What the exercise asks:
Show each line of the data below that has the string "recv" in it.
Records for the exercise: Begin
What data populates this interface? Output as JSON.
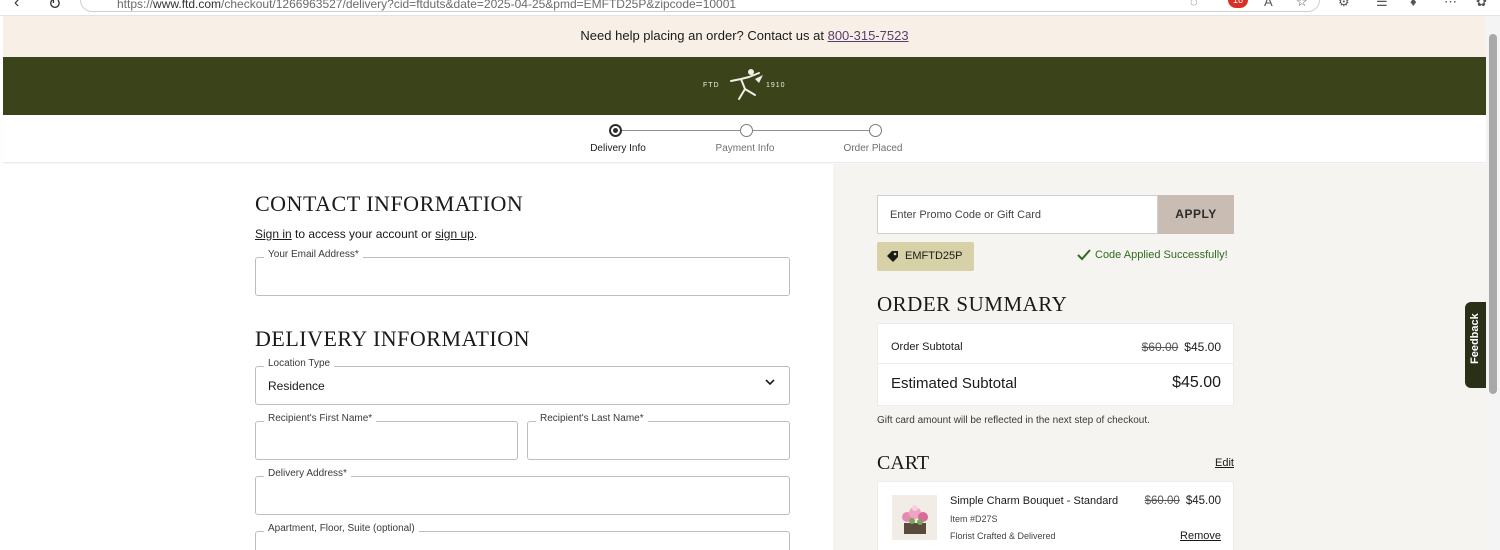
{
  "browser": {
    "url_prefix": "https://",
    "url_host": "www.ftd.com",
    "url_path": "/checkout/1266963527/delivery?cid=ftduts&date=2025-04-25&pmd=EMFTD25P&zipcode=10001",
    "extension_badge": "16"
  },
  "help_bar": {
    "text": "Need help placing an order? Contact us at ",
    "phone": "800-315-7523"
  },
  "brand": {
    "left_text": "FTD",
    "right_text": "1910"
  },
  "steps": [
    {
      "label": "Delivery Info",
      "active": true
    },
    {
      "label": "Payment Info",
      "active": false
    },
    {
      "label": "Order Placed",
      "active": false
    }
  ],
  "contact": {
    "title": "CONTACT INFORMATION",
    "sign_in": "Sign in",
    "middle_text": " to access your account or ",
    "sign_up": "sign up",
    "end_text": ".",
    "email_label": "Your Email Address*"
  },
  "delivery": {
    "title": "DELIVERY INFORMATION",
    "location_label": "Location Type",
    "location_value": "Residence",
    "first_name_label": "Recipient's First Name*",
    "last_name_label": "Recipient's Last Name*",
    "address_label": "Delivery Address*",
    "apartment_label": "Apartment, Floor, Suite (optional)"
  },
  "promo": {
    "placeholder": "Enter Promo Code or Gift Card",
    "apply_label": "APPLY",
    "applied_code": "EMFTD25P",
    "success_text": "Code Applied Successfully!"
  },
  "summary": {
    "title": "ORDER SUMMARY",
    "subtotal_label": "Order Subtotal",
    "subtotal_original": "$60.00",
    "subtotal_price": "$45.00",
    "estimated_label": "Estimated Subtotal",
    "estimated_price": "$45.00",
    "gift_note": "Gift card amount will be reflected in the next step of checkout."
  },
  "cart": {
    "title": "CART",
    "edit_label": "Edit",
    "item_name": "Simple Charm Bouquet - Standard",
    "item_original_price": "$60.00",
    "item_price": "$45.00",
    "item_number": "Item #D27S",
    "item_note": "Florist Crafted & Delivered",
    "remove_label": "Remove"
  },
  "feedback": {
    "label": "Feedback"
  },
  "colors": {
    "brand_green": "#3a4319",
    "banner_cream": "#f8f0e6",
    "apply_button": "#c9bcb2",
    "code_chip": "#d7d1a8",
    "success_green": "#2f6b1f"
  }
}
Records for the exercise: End
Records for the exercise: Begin
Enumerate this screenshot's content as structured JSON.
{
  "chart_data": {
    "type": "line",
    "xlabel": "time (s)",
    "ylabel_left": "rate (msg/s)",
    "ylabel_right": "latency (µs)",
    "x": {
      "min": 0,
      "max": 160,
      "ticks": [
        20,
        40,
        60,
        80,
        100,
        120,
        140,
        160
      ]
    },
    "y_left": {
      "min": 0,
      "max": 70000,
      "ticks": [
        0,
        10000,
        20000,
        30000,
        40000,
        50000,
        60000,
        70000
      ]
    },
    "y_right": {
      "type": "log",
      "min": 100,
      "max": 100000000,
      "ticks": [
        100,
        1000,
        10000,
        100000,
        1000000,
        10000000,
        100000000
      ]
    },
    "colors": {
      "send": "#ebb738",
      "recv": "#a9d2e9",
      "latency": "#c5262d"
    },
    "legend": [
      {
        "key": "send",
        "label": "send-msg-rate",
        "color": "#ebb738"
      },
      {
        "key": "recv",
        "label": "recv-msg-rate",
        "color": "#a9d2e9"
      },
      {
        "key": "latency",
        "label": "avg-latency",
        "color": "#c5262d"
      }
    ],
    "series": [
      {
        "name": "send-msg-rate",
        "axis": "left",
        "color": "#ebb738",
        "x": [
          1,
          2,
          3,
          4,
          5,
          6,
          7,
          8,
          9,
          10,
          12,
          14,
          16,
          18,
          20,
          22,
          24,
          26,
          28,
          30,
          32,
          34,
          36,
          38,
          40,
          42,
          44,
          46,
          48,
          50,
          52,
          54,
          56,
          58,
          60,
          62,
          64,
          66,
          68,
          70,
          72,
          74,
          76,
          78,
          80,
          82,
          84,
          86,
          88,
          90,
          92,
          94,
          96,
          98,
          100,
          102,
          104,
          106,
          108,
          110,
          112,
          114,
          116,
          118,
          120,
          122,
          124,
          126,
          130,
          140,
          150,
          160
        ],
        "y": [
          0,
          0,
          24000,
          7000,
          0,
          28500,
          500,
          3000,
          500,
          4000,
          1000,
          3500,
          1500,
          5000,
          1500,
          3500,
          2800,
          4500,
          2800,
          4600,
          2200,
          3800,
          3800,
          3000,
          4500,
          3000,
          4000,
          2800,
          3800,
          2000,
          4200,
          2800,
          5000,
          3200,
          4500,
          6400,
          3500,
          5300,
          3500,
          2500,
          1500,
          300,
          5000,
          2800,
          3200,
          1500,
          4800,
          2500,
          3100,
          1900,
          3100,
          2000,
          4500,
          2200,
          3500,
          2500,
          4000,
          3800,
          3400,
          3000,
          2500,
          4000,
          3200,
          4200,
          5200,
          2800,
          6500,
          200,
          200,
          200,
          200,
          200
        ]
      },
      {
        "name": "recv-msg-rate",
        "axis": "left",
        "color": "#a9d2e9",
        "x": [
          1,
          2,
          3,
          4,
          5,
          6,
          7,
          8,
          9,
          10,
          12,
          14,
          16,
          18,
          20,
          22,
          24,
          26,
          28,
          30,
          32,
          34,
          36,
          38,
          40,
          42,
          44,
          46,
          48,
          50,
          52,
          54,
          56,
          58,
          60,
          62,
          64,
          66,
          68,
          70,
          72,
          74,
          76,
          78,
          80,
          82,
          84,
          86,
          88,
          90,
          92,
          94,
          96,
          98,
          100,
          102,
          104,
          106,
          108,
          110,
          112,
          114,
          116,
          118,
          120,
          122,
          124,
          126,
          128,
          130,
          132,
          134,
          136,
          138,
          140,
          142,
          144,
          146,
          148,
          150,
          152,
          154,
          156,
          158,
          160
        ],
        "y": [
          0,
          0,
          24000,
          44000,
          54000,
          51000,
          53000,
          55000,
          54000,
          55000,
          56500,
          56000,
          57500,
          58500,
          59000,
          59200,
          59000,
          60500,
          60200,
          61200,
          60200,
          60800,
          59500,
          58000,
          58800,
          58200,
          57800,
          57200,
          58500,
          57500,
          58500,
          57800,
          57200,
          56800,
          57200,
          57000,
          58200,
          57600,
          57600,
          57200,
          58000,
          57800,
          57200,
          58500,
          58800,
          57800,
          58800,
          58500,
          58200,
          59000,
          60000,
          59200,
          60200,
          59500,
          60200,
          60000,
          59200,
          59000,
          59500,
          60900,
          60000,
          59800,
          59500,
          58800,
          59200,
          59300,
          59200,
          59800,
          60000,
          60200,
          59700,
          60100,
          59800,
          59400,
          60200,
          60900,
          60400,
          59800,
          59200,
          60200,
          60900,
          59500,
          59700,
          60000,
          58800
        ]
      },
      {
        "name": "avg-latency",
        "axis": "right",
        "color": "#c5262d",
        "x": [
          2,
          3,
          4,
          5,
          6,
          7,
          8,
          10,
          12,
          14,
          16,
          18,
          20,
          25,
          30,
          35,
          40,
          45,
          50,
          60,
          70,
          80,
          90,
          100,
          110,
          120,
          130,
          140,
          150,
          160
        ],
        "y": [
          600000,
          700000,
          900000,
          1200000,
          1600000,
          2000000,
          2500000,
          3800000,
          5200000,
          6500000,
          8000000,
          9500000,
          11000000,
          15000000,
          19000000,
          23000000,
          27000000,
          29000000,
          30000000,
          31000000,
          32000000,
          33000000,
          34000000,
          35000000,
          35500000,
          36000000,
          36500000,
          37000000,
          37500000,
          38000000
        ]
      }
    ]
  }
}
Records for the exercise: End
Problem solution:
      "recv": "#a9d2e9",
        "key": "recv",
        "label": "recv-msg-rate",
        "name": "recv-msg-rate",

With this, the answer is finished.